Letter to the Editor: Open pit mine on Bill Williams not good for the environment
I read with interest this week the article the Williams News ran on the proposed Drake Cement mine on Bill Williams Mountain.
While Drake’s representative David Chavez claims to have “honesty and factual communications”, I find some of his statements are at least misleading.
The cement industry as a whole is one of the biggest sources of carbon dioxide emissions globally. If it were a country, it would be the 3rd largest CO2 emitter of greenhouse gasses on the planet. It leaves a massive carbon footprint and has a long way to go to clean up its act.
The use of pozzolan, and getting away from the use of fly ash, is cutting back on their CO2 emission. It’s also cheaper to produce cement using pozzolan increasing Peruvian mega-corporation profits. Yay, cement industry. You need to improve your carbon footprint.
But that in no way means that the open pit mine on Bill Williams Mountain is at all environmentally friendly or “green”.
Just because Drake claims their cement production is helping to “remove 146,000 tons of carbon dioxide from the atmosphere through Drake’s ‘green cement production process’ does not mean that it’s environmentally friendly and it certainly does not mean that open pit mining will not harm the environment.

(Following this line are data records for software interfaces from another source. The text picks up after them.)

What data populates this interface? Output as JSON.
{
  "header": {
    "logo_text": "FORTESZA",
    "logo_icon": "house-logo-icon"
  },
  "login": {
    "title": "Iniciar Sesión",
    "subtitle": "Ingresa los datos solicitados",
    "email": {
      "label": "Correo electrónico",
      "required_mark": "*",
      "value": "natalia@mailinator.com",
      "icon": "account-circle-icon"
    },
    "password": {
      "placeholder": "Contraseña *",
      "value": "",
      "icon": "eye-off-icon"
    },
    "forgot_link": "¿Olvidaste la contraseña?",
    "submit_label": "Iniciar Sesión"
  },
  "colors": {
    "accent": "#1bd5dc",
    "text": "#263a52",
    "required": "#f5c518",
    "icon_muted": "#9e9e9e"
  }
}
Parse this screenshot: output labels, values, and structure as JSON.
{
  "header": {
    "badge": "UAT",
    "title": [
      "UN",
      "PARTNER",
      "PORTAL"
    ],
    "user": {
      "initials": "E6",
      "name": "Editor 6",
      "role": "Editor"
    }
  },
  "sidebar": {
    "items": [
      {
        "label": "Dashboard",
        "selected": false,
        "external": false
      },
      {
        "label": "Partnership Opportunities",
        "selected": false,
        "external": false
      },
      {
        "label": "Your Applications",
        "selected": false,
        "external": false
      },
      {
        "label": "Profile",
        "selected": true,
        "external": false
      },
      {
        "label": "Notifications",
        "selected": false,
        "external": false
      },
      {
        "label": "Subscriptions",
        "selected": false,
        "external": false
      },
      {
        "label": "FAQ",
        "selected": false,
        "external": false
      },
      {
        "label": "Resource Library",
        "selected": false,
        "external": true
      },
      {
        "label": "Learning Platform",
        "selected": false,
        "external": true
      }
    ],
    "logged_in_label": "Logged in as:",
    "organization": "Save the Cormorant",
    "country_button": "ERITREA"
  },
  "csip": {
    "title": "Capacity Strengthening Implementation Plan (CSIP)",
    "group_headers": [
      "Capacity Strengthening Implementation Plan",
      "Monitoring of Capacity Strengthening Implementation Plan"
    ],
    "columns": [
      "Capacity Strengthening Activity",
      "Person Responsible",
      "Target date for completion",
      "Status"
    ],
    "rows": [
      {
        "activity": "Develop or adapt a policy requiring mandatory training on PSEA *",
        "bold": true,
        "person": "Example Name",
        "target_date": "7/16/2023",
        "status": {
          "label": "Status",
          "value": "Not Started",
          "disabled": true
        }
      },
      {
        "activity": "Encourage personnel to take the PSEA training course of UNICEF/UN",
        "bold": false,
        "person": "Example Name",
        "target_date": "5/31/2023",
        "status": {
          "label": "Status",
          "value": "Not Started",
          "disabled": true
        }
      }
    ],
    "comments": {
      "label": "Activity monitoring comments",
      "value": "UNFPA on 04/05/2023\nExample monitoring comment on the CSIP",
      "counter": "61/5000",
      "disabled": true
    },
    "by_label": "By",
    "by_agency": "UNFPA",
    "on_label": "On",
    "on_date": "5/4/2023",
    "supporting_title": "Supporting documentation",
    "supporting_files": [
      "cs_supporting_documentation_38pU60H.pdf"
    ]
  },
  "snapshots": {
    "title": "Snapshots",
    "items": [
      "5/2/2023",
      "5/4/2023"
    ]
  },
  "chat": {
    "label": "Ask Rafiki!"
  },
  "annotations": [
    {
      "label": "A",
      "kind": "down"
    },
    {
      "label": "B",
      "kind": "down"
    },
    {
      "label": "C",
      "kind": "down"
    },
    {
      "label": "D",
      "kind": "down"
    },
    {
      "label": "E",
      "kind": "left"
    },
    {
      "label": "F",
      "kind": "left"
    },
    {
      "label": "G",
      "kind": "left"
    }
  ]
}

Open pit mining on Bill Williams Mountain will destroy that environment, leave a big ugly scar for decades to come, and can never be reclaimed or restored to its current state.
Mr. Chavez also wants to help the USFS with their thinning operation on the mountain. The area of the proposed mine has already been thinned. What Drake would do is remove all the remaining trees and brush by clear cutting the area. Clear cutting is much different than thinning and would be hazardous to the area and the two watersheds that run through the mine area.
We have only to look to our neighbors in Flagstaff and see the devastation that flooding has caused by water running off the mountain with no vegetation. Mr. Chavez also states they will take the trees they cut and burn them for free fuel in their plant in Paulden. How will that benefit our community? And how will removing those trees “remove an additional 34,000 tons of carbon dioxide from the atmosphere annually”? Live trees remove carbon dioxide from the atmosphere, not the absence of trees.
Mr. Chavez also claims that “this project will not create pollution, noise, industrial traffic” or lower the “quality of life or property values”. I don’t know how he can claim this??
For those of us that live, camp, hike, and hunt in the area will most certainly be affected. The heavy equipment and large transport trucks alone will create a lot of noise, dust/silica pollution, and industrial traffic.
This proposed mine backs up to a lot of private property. How can having an open pit mine in your back yard not reduce your property value and quality of life? There will be dust, a lot of dust. Drake says it will bring out water trucks to mitigate the dust. That is a band aide for a large problem and will only be using more of our precious water resource.
Mr. Chavez also claims they will only be mining 240 acres of the claimed 850 acres. Why then did they claim 850 acres? And no matter what the size, the mine will be visible even though they claim “there will be no visual impact”. It will not be hidden in the trees, especially on the steeper slope visible from town and Perkinsville Road
This mine in its current proposed area is not a good fit for the city of Williams and its residents. The City of Williams, Coconino County, and the vast majority of surrounding residents oppose this mine. Please continue to voice you opposition. Our representatives are hearing us and need to hear more. Visit https://protectourmountain.wixsite.com/protect-bill-william for more information and how you can help.
~Jeff and Laura Woolsey